ASSIGNED TASK
Filter the listing below, keeping every line that holds "JSON".

MATERIAL FOR THIS EXERCISE Block Start

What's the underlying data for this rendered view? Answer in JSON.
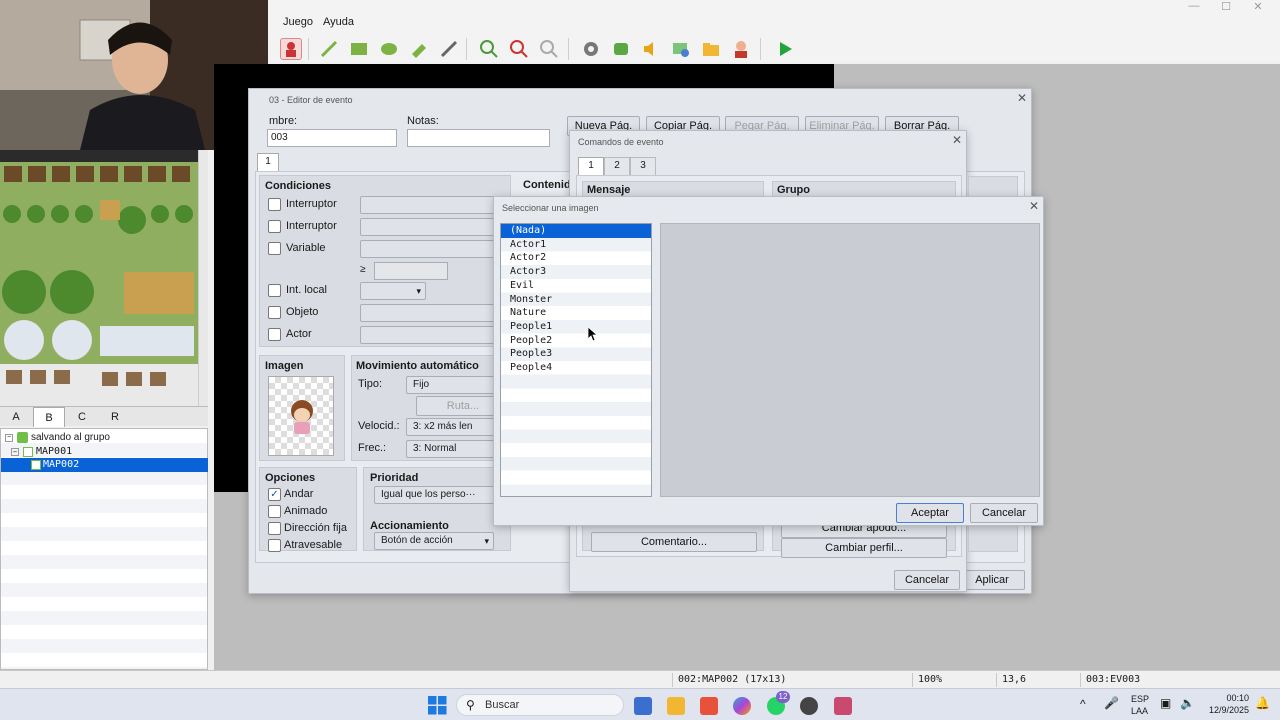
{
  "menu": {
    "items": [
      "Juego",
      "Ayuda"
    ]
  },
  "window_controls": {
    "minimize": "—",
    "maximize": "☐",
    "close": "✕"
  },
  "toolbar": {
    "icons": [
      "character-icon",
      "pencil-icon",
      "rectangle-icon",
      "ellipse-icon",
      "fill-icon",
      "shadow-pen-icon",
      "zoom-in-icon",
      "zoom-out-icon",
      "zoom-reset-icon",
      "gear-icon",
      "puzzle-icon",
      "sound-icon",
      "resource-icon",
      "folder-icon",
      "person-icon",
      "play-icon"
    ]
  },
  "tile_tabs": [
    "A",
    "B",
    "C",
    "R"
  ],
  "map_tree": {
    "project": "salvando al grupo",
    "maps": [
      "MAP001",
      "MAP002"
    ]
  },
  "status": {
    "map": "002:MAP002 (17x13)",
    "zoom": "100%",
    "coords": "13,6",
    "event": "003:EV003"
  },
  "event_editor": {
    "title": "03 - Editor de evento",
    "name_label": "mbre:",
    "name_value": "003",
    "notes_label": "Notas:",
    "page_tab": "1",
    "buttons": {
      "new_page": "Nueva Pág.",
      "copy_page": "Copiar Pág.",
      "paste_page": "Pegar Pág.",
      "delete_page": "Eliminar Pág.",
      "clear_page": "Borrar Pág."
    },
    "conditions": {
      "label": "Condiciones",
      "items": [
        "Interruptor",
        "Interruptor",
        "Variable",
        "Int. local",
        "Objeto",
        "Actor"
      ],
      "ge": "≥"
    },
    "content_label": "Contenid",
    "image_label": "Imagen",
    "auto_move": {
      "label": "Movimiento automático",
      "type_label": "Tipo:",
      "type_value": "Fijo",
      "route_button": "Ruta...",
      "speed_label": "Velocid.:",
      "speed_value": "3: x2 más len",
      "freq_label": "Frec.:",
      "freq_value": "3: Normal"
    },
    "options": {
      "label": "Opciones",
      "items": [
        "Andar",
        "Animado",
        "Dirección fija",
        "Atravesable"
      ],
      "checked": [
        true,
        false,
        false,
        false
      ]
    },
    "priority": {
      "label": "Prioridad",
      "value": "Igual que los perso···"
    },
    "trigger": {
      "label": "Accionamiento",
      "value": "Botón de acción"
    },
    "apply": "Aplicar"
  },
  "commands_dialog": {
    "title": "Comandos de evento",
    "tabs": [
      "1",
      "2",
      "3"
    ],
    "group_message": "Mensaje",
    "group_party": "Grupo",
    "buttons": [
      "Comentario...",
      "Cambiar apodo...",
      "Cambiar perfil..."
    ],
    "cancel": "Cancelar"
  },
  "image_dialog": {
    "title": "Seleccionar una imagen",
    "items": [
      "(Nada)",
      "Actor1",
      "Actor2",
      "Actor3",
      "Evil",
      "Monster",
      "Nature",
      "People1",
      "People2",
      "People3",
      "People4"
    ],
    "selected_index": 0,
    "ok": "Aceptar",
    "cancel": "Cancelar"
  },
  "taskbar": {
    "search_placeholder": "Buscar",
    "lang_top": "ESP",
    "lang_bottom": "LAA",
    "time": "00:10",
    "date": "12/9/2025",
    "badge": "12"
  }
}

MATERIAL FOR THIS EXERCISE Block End
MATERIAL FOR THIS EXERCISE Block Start

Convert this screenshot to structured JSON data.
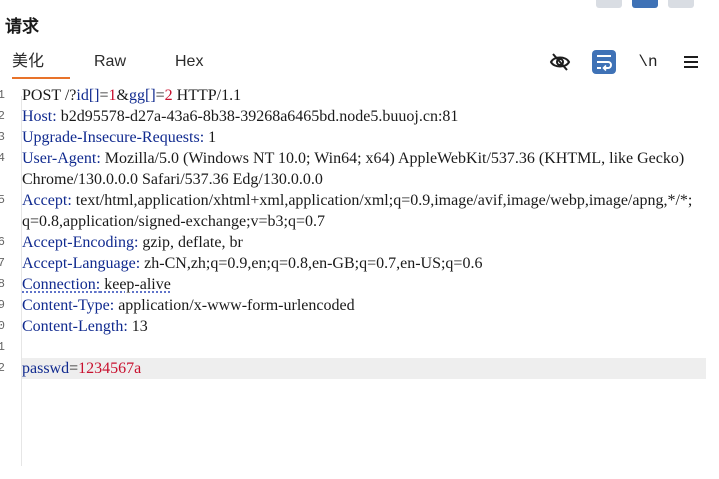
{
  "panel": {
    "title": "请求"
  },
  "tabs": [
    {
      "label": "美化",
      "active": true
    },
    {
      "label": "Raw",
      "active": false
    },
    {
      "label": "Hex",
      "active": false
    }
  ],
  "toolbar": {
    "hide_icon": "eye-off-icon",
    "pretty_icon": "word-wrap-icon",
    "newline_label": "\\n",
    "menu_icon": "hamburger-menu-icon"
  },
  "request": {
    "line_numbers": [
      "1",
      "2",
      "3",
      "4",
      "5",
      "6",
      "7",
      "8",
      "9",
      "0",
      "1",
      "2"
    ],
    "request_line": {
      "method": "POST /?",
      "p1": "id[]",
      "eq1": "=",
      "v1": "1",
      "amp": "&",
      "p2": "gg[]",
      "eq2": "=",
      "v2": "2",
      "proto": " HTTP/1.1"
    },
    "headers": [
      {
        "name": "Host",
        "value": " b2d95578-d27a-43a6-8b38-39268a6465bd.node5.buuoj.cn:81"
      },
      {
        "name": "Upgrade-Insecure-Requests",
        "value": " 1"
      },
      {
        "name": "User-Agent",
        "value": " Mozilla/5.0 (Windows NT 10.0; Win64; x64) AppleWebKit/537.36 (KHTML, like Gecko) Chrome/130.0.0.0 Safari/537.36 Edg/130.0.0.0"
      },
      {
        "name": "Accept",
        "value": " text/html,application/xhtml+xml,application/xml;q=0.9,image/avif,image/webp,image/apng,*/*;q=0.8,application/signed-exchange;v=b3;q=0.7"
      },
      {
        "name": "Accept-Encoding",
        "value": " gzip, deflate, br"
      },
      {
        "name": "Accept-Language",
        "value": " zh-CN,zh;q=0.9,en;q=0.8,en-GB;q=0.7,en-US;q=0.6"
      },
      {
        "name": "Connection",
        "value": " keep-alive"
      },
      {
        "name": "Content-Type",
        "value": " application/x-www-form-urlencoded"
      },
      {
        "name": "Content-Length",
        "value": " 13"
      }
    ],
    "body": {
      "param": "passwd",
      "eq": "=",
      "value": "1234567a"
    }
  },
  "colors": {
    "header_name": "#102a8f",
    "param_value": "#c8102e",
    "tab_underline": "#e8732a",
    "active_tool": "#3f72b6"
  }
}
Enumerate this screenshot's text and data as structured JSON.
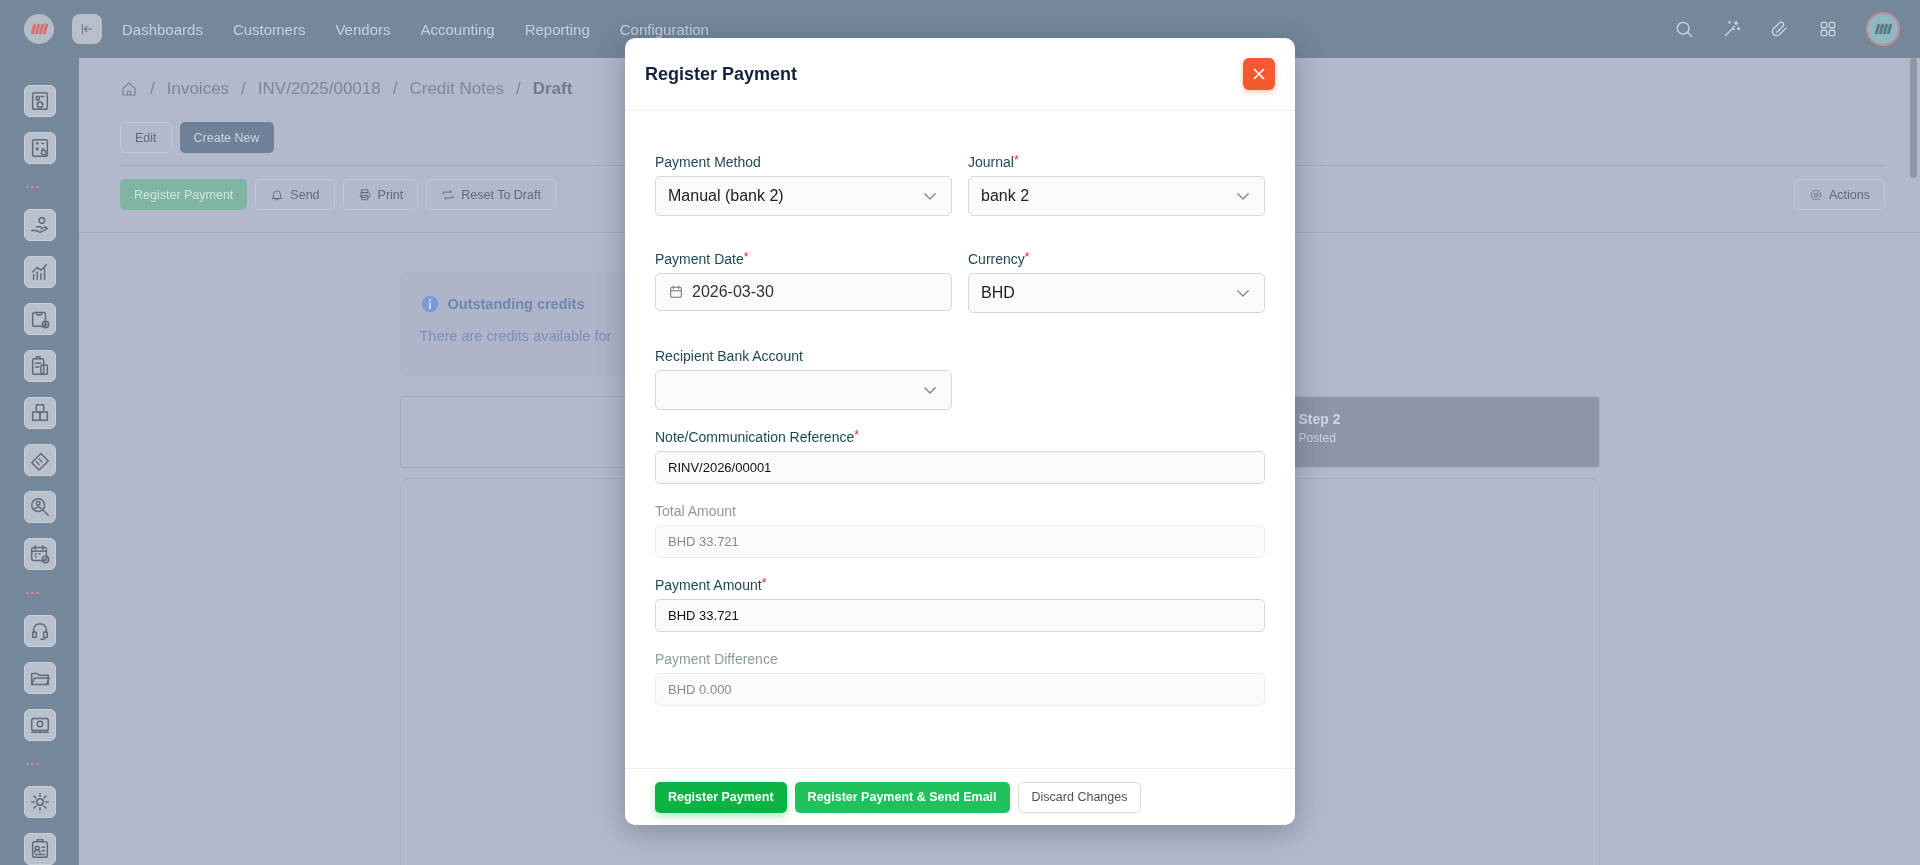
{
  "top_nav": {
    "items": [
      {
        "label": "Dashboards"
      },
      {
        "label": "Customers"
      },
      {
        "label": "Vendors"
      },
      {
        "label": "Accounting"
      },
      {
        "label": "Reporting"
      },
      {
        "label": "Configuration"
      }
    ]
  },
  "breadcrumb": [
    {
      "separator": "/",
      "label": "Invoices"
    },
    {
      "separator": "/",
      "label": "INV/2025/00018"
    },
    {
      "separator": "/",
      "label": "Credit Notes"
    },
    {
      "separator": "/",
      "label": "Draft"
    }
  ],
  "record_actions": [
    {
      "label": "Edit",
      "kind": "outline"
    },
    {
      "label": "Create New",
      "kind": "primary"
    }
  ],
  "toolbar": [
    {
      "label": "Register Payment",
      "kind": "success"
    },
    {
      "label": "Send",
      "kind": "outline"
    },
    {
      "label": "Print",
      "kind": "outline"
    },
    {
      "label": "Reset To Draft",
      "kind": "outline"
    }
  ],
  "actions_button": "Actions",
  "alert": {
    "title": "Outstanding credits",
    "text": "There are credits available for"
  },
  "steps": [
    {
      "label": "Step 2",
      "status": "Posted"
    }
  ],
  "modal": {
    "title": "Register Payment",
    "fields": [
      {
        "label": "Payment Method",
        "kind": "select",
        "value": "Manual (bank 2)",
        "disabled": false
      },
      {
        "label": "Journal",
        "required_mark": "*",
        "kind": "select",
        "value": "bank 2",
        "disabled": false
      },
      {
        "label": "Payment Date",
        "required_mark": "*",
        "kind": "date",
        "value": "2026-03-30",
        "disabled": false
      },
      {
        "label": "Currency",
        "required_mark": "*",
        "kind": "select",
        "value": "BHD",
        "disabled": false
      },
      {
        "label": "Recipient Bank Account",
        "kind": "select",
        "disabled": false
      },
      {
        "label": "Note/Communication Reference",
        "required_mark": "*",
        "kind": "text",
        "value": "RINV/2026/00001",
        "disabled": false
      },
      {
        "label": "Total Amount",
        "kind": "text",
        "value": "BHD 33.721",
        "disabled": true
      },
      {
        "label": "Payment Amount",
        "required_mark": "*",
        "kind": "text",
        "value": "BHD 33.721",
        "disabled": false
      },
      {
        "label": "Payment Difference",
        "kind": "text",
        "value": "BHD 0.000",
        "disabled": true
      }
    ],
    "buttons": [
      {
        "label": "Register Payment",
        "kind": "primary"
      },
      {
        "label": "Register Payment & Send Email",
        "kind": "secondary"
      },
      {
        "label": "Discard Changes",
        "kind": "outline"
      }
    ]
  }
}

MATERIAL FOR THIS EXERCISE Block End
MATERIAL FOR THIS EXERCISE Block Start

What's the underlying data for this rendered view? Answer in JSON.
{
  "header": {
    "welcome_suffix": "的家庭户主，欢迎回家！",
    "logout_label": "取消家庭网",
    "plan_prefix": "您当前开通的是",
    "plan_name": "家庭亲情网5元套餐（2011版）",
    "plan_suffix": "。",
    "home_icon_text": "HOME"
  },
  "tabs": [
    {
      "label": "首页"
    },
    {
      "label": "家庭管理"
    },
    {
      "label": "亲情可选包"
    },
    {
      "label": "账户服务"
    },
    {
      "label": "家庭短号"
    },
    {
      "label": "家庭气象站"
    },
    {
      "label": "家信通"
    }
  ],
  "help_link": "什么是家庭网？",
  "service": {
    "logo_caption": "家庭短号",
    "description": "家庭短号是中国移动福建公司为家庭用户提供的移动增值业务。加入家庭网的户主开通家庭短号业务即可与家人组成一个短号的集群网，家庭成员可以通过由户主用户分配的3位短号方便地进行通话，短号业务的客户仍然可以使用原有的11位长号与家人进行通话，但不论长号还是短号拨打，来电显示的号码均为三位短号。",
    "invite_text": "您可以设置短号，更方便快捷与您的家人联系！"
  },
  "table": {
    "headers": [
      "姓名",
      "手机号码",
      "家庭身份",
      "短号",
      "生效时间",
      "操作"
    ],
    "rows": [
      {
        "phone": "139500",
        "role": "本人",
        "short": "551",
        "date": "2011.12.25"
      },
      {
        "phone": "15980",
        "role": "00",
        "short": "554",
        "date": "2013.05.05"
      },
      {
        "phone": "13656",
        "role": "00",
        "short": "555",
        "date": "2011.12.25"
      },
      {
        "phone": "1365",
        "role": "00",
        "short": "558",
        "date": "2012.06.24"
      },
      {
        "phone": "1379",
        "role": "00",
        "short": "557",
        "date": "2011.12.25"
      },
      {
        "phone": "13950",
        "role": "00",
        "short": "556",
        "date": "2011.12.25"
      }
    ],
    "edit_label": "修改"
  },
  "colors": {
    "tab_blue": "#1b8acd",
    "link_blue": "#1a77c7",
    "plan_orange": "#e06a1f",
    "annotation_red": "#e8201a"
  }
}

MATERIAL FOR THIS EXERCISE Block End

RESPONSE TO THIS EXERCISE
What's the underlying data for this rendered view? Answer in JSON.
Convert this screenshot to structured JSON data.
Enumerate this screenshot's text and data as structured JSON.
What's the underlying data for this rendered view? Answer in JSON.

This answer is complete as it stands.